Cryptocurrency ICOs are often blamed for using deceptive tactics, including promise of guaranteed returns, deep discounts, and claims of a path breaking technology, etc. In particular, the WSJ reviewed 1,450 ICOs and identified 271 offers with “deceptive and fraudulent tactics”. The journal also stated that some of them are providing fake information regarding their location and ownership, and even use plagiarized white papers.
According to the report, a few of the 271 suspicious players have already shut down and regulators are slapping lawsuits in an attempt to recover as much as $273 million in lost funds. The SEC has already commenced action against bad actors in the cryptocurrency arena. However, much needs to be done in order to reinstate confidence in the minds of investors. The scams, as cryptocurrency specialists have pointed out, will have a negative impact on innovations in blockchain technology.
Notably, the co-founder of Denaro, an online exchange portal, has claimed to have raised more than $8.3 million for his cryptocurrency project. However, the whereabouts of Jeremy Boker, the co-founder of Denaro is unknown. As many as 121 projects have not disclosed their employee names, according to the report.
At least 271 real ICO scams uncovered by @WSJ – kudos to @SEC_News for working to get ahead of this with https://t.co/s7Zz6itPRV. Hopefully more consumers land on their site instead. https://t.co/XJG9OqNMwX
— Brad Garlinghouse (@bgarlinghouse) May 17, 2018
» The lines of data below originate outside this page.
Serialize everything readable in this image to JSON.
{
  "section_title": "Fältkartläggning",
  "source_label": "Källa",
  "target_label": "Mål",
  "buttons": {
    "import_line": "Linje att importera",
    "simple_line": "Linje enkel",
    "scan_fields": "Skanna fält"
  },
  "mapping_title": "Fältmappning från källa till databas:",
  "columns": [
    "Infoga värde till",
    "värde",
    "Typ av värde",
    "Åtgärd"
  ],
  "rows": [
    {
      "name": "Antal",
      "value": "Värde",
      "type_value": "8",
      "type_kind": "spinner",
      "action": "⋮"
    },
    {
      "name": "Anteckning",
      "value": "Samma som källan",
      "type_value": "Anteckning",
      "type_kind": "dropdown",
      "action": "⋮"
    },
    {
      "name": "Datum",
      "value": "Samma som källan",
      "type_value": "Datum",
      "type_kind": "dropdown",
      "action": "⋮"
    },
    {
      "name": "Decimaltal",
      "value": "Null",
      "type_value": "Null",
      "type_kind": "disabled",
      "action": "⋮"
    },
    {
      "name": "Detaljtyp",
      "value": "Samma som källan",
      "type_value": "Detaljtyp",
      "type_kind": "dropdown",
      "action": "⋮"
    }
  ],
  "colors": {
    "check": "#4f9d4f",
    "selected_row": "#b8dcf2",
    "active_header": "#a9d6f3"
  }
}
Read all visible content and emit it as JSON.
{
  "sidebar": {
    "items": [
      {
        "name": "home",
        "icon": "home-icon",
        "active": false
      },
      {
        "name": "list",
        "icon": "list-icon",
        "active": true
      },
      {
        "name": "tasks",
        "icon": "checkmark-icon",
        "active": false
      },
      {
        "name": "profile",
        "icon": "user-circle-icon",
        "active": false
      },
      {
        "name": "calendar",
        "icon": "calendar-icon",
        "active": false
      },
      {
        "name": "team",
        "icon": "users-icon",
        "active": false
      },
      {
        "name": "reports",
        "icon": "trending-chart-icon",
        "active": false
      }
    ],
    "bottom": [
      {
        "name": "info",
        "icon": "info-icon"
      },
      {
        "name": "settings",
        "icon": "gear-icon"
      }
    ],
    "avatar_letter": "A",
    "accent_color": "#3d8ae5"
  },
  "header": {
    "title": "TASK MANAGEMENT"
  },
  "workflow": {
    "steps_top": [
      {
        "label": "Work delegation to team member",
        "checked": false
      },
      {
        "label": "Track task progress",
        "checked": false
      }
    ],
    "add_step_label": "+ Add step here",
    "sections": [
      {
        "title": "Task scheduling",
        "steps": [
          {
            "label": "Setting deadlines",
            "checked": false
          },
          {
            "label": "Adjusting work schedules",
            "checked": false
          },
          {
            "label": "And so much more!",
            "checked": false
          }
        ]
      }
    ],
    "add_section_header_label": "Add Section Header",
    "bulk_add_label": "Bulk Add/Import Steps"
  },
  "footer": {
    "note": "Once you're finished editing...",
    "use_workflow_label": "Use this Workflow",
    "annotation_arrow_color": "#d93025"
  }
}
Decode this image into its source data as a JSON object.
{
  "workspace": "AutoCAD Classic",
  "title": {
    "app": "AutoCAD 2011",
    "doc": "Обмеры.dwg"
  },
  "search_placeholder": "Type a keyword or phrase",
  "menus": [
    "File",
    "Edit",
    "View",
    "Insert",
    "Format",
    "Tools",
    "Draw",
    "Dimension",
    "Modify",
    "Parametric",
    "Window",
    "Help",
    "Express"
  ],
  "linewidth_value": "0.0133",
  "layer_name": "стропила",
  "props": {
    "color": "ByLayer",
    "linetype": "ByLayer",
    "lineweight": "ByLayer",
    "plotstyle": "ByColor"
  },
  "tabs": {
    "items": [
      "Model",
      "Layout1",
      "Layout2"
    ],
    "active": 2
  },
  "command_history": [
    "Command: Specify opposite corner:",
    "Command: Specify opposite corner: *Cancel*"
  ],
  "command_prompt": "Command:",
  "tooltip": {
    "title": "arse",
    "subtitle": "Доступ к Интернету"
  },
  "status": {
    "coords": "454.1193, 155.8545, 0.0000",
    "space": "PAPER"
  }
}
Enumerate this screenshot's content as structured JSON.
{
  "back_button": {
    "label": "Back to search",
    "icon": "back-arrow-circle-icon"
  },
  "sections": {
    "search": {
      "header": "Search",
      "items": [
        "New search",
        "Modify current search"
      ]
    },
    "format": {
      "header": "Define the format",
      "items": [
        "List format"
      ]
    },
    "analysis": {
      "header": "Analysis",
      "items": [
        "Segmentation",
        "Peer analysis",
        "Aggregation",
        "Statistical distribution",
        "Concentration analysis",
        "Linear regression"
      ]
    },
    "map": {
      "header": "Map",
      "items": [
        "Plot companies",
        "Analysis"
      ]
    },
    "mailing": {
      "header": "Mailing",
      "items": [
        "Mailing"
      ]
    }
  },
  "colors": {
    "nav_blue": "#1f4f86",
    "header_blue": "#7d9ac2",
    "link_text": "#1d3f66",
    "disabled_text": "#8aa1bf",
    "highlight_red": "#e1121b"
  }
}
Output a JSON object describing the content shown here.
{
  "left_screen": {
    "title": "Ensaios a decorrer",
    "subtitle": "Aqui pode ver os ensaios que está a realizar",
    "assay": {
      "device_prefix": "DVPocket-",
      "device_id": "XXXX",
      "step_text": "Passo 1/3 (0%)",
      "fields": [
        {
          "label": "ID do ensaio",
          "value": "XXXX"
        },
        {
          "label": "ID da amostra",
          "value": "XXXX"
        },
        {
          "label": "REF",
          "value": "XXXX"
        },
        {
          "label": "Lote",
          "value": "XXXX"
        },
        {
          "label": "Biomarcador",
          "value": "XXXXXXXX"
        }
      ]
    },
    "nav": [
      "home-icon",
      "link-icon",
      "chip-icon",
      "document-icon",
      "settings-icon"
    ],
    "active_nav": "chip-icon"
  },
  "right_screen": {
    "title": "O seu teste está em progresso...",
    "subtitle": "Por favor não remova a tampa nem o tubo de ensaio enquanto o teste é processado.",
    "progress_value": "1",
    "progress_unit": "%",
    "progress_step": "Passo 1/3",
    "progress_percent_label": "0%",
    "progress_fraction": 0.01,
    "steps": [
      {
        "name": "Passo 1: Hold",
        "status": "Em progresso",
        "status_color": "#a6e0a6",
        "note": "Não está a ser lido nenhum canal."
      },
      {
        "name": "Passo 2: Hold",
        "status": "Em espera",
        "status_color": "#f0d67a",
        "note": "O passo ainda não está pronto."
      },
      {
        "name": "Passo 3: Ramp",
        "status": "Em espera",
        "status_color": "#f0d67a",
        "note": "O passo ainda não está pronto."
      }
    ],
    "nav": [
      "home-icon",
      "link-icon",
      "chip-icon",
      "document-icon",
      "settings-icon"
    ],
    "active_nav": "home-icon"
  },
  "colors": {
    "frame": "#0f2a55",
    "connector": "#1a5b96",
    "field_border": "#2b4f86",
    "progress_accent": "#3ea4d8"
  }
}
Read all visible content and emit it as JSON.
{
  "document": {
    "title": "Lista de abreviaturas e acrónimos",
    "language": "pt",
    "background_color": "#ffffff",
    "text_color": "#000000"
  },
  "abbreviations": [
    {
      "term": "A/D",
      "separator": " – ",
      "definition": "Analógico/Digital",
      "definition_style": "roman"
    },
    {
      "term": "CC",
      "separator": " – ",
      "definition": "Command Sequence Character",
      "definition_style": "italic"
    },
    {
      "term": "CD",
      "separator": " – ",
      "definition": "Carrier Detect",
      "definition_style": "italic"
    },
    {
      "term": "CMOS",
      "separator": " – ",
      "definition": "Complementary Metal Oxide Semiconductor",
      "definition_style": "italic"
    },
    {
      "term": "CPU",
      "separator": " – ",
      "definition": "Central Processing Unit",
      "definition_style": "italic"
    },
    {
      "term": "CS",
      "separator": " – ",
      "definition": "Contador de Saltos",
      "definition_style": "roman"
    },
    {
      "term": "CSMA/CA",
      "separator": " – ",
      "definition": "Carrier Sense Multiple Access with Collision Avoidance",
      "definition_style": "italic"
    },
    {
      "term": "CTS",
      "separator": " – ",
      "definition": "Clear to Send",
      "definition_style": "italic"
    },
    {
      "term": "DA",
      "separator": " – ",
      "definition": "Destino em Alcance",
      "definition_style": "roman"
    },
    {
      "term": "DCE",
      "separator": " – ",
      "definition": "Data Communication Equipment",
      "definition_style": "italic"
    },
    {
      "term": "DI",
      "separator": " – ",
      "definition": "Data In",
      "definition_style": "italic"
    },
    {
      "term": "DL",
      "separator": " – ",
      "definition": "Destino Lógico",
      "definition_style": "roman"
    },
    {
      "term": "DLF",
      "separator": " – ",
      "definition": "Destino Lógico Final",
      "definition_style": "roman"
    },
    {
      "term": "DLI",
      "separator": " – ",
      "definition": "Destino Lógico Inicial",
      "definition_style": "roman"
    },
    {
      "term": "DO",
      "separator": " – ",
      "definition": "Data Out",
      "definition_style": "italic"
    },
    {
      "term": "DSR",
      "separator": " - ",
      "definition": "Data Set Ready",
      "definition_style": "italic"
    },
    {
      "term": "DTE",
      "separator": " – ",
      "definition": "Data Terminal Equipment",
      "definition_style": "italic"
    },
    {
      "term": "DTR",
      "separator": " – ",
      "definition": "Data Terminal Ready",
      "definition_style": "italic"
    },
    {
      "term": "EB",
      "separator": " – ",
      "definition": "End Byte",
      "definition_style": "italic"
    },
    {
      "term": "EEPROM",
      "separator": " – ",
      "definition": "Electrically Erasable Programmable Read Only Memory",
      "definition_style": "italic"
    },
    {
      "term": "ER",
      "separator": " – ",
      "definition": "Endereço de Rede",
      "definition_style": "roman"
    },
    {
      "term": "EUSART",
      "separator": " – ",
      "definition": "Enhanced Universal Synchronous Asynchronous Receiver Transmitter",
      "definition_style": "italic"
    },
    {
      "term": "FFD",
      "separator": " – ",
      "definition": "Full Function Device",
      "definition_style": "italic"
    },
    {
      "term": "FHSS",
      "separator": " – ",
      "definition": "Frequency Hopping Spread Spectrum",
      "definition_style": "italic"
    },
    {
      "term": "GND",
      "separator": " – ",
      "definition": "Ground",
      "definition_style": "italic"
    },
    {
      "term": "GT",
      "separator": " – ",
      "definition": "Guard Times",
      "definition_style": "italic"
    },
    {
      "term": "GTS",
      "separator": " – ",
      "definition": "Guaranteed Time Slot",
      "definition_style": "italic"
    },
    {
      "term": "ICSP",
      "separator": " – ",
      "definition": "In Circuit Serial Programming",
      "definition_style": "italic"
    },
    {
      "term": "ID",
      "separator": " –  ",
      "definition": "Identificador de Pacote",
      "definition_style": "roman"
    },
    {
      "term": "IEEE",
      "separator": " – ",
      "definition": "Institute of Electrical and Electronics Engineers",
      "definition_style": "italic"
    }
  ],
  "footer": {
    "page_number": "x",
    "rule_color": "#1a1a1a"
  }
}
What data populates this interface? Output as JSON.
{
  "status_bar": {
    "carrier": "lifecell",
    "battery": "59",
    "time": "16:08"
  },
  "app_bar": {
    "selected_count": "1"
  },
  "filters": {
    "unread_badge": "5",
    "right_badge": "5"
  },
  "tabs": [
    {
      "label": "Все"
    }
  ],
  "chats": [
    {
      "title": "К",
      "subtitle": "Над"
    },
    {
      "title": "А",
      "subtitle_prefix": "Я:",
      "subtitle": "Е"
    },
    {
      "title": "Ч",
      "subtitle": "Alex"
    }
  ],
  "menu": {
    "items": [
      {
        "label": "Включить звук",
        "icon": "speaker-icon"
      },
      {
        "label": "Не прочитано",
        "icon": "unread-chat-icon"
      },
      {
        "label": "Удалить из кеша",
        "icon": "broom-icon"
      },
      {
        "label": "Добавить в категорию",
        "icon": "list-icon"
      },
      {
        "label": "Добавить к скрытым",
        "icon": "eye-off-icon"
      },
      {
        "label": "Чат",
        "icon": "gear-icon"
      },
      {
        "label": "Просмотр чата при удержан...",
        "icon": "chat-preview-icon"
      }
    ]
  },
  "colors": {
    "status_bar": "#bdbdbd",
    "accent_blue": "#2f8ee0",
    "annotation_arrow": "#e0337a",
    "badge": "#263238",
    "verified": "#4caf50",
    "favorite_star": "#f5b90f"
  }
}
Brad Garlinghouse, the CEO of Ripple said
“When it comes to ‘white papers’, they are everything important and it is definitely not okay to copy these codes of information that presents the problem along with their solutions to it. WSJ was capable of identifying such 111 copied programming languages from other white papers.”
However, Zhao Changpeng, CEO of the world’s largest cryptocurrency exchange Binance, argues that scam exists everywhere. In his blog post praising ICOs as an easy way to raise money for projects, Changpeng says
“Scams exist everywhere, in every industry. I still receive phone calls and SMS telling me I won a grand prize, but I need to make a bank transfer to someone first. Does that mean we should stop using phones, SMS, and banks?”
Ultimately, we believe that leaders in the crypto industry would come forward to set up a self-regulatory organization that would oversee the issue of ICOs.